Aging Infrastructure

April 19, 2019 • Volume 29, Issue 15
Does it jeopardize safety and economic growth?
By Daniel C. Vock


Rebuilding or repairing the nation's extensive networks of highways, transit systems, sewers, power lines, levees and other physical assets has been on Congress' to-do list for years, and the country's infrastructure needs are steadily growing more urgent. The American Society of Civil Engineers gives the nation's infrastructure a D+ grade, and many economists worry that crumbling roads and outdated airports are costing consumers and businesses billions of dollars annually in lost time and revenue. In addition, technological innovations, such as self-driving cars, and the intensifying effects of climate change have forced officials to rethink the kinds of infrastructure that communities need to remain vibrant. Both President Trump, a Republican, and Democratic House Speaker Nancy Pelosi have touted the prospects of passing a bipartisan infrastructure bill. But Democrats favor using federal money to pay for projects, while the president has advocated using federal dollars as seed money to leverage state, local and private funds. As a result, policy experts say an infrastructure deal is unlikely to emerge soon.

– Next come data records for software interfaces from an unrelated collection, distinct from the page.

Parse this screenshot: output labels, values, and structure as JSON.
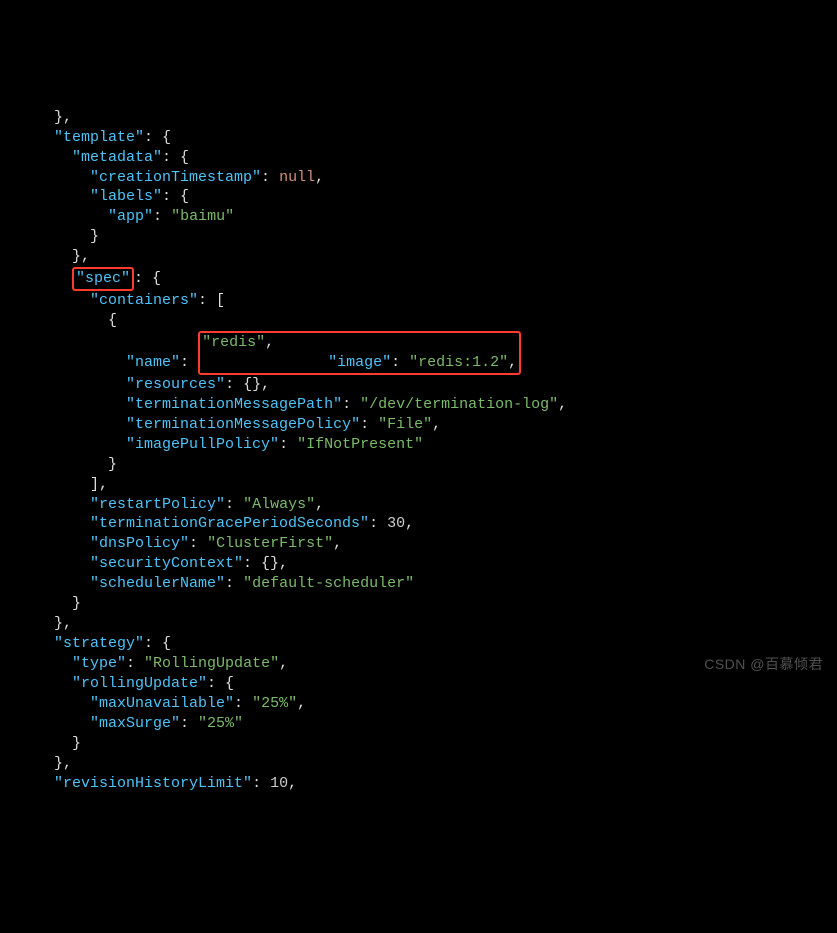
{
  "watermark": "CSDN @百慕倾君",
  "code": {
    "keys": {
      "template": "\"template\"",
      "metadata": "\"metadata\"",
      "creationTimestamp": "\"creationTimestamp\"",
      "labels": "\"labels\"",
      "app": "\"app\"",
      "spec": "\"spec\"",
      "containers": "\"containers\"",
      "name": "\"name\"",
      "image": "\"image\"",
      "resources": "\"resources\"",
      "terminationMessagePath": "\"terminationMessagePath\"",
      "terminationMessagePolicy": "\"terminationMessagePolicy\"",
      "imagePullPolicy": "\"imagePullPolicy\"",
      "restartPolicy": "\"restartPolicy\"",
      "terminationGracePeriodSeconds": "\"terminationGracePeriodSeconds\"",
      "dnsPolicy": "\"dnsPolicy\"",
      "securityContext": "\"securityContext\"",
      "schedulerName": "\"schedulerName\"",
      "strategy": "\"strategy\"",
      "type": "\"type\"",
      "rollingUpdate": "\"rollingUpdate\"",
      "maxUnavailable": "\"maxUnavailable\"",
      "maxSurge": "\"maxSurge\"",
      "revisionHistoryLimit": "\"revisionHistoryLimit\""
    },
    "vals": {
      "null": "null",
      "baimu": "\"baimu\"",
      "redis": "\"redis\"",
      "redis12": "\"redis:1.2\"",
      "termPath": "\"/dev/termination-log\"",
      "file": "\"File\"",
      "ifNot": "\"IfNotPresent\"",
      "always": "\"Always\"",
      "thirty": "30",
      "clusterFirst": "\"ClusterFirst\"",
      "defaultScheduler": "\"default-scheduler\"",
      "rollingUpdate": "\"RollingUpdate\"",
      "p25": "\"25%\"",
      "ten": "10"
    },
    "highlight": {
      "spec_boxed": true,
      "redis_boxed": true
    }
  }
}
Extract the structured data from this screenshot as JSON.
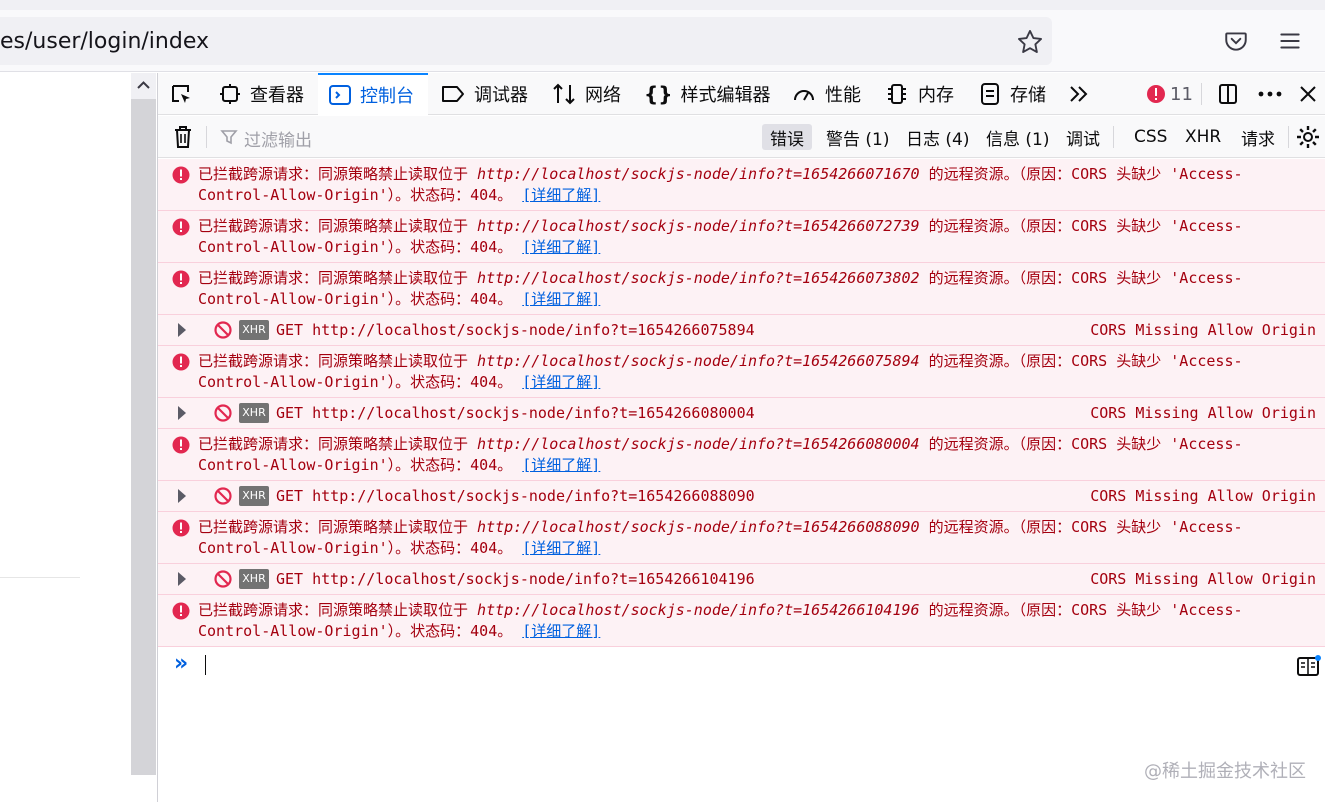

A homemade sign warns drivers in Aspen (Getty Images/Robert Alexander)
A homemade sign warns drivers in Aspen, Colo., of trouble ahead. Crumbling roads are just one issue for a transportation infrastructure badly in need of upgrading. Congress and the Trump administration are examining ways to make improvements, but they differ over how to fund them. (Getty Images/Robert Alexander)
ISSUE TRACKER for Related Reports
Highways and Roads
Apr. 19, 2019  Aging Infrastructure
Sep. 11, 2017  Infrastructure
Jun. 06, 2016  Infrastructure
May 04, 2012  Distracted Driving
Sep. 28, 2007  Aging Infrastructure Updated
Oct. 06, 2000  Drunken Driving
Mar. 12, 1999  Truck Safety
Jul. 14, 1995  Highway Safety
Oct. 09, 1981  Interstate Highway System at Twenty-Five
May 05, 1965  Highway Design and Beautification
Sep. 02, 1960  Progress of the Road Program
Mar. 06, 1957  Billboards and Roadside Controls
Dec. 13, 1954  New Highways
Jul. 25, 1939  Prevention of Highway Accidents
May 13, 1935  Elimination of Highway Grade Crossings
Dec. 24, 1932  Federal Highway Aid and the Depression
Apr. 30, 1931  Billboards and Roadside Improvement
Feb. 14, 1929  Toll Bridges and Toll Roads
Jul. 11, 1927  Ten Years of Federal Aid in Road Building
Air Transportation
Climate Change
Congress Actions
Consumer Behavior
Consumer Protection and Product Liability
Economic Development
Electric Power
Motor Traffic and Roads
Party Politics
Powers and History of the Presidency
Public Transportation
Regional Planning and Urbanization
State, Local, and Intergovernmental Relations
Travel and Tourism